• **WHAT TO WORK ON**
Could you find each line of the data below that contains the word "true" and copy those lines?
GIVEN ENTRIES section start
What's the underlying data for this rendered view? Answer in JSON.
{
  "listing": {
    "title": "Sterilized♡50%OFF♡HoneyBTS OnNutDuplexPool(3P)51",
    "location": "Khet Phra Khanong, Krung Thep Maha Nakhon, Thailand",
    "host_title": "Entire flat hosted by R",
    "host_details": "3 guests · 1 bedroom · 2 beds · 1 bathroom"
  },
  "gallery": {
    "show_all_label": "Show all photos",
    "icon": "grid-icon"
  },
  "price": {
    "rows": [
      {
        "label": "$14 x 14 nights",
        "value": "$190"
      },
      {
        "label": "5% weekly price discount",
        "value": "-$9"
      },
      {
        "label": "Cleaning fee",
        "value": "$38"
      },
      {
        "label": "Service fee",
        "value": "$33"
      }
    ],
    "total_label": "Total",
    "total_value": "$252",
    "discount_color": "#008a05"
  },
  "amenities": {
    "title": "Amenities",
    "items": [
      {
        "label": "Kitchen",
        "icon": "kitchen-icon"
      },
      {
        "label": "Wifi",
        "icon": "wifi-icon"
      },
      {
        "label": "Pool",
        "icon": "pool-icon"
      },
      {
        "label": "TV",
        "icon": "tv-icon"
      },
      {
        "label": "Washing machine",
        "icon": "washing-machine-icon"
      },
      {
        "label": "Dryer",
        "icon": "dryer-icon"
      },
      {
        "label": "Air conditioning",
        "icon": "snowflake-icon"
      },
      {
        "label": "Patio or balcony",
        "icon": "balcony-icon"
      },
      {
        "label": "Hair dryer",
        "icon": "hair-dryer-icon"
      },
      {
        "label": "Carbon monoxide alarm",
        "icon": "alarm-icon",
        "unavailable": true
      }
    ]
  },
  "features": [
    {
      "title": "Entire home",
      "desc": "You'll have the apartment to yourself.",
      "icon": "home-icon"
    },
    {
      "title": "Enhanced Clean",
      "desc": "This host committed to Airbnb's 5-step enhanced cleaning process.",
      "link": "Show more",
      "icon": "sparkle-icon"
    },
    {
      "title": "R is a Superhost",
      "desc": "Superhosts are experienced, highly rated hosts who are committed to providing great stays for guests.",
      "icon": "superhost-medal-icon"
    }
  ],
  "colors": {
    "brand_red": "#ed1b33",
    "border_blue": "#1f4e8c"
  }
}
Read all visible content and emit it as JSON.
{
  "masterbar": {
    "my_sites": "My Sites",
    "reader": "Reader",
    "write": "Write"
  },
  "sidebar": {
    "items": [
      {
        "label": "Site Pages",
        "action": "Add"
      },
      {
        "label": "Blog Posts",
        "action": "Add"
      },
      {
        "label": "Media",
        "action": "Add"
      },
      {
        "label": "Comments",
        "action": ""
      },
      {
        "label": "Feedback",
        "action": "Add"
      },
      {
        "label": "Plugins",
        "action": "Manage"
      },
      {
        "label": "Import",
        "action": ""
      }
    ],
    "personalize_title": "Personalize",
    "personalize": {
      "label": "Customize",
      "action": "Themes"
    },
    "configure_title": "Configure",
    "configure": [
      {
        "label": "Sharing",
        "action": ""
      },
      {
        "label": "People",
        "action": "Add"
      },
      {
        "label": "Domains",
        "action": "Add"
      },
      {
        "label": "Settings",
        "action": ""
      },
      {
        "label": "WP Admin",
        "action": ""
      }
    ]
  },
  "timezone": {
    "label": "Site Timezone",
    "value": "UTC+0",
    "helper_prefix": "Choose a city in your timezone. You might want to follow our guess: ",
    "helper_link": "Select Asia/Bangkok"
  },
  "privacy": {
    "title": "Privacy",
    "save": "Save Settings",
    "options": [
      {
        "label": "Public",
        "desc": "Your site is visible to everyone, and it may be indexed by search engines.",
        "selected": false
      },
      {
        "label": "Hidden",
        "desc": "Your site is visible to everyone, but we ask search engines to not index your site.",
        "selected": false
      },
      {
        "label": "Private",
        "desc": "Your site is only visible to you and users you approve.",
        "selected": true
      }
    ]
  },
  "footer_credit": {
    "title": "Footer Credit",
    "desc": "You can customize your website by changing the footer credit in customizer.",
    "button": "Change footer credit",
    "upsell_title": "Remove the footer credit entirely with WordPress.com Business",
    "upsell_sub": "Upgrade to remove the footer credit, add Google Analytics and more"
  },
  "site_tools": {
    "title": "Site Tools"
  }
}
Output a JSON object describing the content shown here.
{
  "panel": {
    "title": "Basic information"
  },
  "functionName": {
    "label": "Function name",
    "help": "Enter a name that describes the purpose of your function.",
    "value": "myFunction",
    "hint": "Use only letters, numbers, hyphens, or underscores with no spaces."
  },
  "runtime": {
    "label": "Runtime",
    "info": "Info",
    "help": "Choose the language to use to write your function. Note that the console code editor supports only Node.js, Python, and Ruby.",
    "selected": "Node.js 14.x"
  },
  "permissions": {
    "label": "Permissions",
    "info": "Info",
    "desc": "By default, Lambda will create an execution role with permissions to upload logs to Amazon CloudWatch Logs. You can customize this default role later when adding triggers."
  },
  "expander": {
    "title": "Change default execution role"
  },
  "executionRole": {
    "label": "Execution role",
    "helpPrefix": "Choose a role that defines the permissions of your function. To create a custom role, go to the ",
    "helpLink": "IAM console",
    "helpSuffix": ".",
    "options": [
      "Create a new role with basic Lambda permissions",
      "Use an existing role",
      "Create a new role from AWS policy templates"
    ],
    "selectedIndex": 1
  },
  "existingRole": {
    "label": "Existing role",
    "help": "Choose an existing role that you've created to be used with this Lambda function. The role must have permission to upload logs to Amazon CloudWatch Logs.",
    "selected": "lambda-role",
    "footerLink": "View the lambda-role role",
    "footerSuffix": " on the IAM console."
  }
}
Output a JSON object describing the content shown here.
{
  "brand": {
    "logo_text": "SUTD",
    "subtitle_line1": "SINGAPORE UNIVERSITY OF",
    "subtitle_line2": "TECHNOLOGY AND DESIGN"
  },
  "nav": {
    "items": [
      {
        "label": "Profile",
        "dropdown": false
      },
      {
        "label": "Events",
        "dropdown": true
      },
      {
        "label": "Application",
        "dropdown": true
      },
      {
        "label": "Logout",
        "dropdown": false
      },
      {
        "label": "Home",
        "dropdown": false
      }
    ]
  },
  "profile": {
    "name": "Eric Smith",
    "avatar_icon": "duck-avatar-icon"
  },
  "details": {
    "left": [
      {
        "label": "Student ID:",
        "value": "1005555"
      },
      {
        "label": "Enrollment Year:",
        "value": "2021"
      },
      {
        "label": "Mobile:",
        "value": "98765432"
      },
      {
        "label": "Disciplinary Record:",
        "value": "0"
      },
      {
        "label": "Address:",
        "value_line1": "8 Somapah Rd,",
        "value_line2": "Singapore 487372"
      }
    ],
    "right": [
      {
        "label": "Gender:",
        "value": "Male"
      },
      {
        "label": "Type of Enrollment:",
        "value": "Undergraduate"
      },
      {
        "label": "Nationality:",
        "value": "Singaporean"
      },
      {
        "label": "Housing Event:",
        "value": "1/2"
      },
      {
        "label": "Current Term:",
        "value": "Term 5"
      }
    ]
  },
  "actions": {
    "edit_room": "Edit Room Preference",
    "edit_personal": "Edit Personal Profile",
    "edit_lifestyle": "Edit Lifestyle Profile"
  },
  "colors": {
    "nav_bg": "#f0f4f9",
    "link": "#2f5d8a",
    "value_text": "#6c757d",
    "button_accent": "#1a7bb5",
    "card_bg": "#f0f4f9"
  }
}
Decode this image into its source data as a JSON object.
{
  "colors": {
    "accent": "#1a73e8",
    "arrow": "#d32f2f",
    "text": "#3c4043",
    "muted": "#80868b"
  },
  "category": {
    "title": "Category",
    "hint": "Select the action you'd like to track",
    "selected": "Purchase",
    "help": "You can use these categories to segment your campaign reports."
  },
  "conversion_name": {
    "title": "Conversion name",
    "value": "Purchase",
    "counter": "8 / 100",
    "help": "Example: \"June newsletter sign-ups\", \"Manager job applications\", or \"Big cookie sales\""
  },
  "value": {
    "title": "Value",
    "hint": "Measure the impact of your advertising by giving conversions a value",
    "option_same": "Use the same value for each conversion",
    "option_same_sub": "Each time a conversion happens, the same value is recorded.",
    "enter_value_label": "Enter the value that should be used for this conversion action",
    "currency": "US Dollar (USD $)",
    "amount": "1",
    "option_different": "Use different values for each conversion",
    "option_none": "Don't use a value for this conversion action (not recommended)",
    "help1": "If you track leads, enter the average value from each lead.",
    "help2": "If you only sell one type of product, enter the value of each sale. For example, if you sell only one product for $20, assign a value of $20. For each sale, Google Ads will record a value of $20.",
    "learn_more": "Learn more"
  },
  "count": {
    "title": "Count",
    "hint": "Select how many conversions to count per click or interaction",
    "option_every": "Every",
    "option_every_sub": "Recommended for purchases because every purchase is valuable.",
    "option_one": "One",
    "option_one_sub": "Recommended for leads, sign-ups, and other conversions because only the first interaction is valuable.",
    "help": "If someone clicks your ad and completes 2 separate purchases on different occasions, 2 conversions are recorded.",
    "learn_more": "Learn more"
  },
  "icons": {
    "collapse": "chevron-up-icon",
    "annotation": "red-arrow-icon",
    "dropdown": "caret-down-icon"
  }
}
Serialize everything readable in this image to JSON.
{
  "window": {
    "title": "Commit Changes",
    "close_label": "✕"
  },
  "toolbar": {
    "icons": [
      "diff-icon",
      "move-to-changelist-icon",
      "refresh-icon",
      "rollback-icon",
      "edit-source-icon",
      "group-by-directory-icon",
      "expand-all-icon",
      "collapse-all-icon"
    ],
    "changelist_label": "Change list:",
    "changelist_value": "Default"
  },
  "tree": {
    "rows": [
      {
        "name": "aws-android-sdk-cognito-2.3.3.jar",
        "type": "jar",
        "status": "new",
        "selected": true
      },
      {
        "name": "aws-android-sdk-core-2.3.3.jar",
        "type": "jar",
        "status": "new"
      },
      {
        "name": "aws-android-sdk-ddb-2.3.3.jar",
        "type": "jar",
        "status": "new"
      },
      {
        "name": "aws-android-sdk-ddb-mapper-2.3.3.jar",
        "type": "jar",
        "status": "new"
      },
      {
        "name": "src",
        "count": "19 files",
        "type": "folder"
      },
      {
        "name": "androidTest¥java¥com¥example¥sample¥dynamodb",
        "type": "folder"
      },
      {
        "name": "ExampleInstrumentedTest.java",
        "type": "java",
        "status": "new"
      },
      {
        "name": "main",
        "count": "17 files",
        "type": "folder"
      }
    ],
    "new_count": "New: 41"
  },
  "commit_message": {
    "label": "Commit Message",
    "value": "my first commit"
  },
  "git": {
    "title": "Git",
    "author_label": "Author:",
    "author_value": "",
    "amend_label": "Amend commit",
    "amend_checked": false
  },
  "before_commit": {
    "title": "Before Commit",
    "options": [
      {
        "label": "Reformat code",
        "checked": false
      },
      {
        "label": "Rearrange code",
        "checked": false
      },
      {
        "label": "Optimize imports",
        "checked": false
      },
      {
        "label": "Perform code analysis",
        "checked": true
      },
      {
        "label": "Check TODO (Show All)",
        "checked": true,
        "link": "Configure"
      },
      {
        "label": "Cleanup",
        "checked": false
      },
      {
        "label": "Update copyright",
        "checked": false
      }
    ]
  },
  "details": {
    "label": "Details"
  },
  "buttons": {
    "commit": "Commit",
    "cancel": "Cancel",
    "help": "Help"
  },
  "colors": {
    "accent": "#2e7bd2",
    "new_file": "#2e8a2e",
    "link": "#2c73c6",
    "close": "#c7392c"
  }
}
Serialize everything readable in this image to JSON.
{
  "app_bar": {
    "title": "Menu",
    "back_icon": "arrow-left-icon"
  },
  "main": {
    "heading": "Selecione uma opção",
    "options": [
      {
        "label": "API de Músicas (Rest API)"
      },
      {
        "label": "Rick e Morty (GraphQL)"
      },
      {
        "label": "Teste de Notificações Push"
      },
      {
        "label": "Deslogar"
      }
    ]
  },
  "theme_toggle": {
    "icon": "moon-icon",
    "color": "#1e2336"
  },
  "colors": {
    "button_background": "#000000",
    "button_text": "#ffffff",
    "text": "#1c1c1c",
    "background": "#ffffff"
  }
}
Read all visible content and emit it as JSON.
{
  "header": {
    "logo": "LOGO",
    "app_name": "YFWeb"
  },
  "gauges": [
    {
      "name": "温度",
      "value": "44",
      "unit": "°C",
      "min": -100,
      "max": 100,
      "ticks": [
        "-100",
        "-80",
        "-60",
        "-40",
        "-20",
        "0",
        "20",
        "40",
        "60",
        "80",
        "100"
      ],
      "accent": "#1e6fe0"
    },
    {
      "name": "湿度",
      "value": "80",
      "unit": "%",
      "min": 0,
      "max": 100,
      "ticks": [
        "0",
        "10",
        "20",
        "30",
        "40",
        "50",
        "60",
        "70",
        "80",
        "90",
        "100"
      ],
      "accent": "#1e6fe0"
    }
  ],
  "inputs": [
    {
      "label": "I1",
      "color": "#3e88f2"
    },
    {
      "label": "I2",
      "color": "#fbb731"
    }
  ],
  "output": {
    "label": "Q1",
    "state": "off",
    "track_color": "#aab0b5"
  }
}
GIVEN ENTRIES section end
• **RESULT OF THIS EXERCISE**
        "unavailable": true
        "selected": true
        "dropdown": true
        "dropdown": true
        "selected": true
        "checked": true
        "checked": true,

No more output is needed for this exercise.